%%

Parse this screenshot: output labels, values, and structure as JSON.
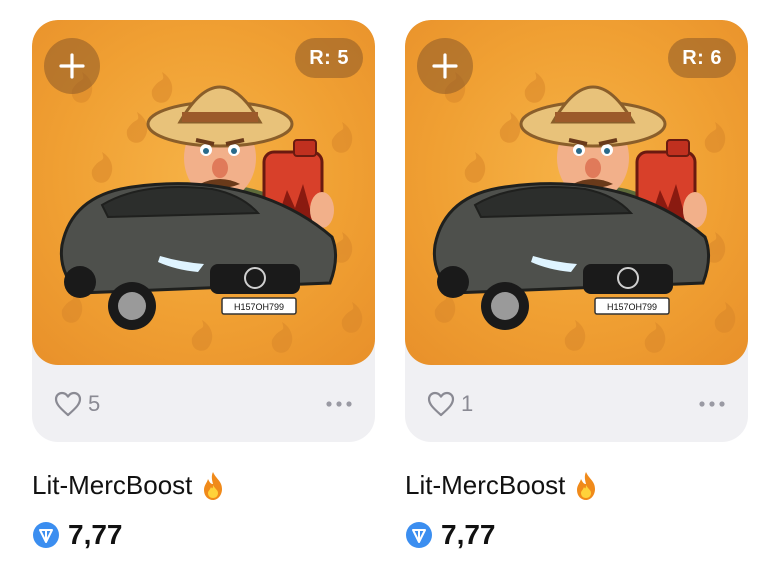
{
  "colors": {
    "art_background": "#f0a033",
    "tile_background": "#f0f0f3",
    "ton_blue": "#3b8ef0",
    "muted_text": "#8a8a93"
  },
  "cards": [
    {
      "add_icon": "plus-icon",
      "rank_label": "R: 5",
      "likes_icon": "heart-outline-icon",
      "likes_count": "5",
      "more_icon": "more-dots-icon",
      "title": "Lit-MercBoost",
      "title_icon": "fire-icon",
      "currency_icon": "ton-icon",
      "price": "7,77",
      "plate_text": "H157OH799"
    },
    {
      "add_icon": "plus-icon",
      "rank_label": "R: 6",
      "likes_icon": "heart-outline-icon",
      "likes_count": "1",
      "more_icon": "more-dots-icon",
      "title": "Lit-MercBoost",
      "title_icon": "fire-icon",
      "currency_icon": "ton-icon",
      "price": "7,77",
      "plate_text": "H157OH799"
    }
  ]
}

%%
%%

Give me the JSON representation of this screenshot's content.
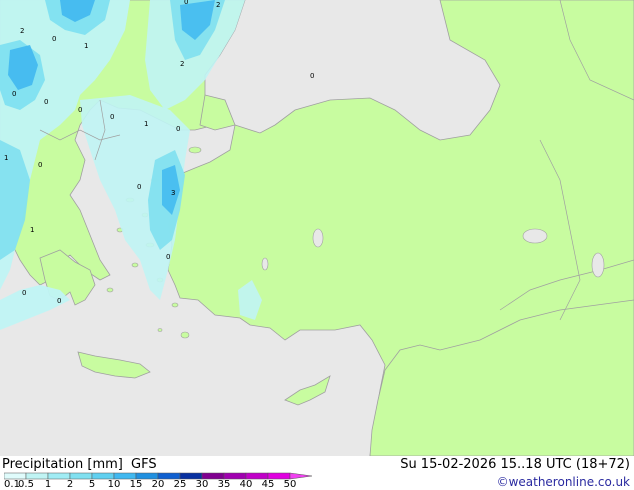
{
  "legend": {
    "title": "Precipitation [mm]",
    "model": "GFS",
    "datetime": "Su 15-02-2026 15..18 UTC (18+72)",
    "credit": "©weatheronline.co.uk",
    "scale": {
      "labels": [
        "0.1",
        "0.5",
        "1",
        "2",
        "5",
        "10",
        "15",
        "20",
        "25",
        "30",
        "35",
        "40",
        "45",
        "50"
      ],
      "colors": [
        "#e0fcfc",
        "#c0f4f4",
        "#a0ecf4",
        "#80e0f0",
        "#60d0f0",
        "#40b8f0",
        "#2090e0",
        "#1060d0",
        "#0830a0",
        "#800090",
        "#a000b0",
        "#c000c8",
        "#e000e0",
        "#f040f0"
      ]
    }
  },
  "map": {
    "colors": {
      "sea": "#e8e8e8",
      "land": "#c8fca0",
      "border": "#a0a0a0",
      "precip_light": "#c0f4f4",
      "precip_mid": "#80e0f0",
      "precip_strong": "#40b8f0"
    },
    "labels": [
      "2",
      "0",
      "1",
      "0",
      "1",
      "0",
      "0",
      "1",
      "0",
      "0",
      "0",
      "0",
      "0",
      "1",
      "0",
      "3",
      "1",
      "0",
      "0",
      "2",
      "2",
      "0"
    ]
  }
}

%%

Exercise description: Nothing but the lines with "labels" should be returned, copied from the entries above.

Response area:
Parse this screenshot: output labels, values, and structure as JSON.
      "labels": [
    "labels": [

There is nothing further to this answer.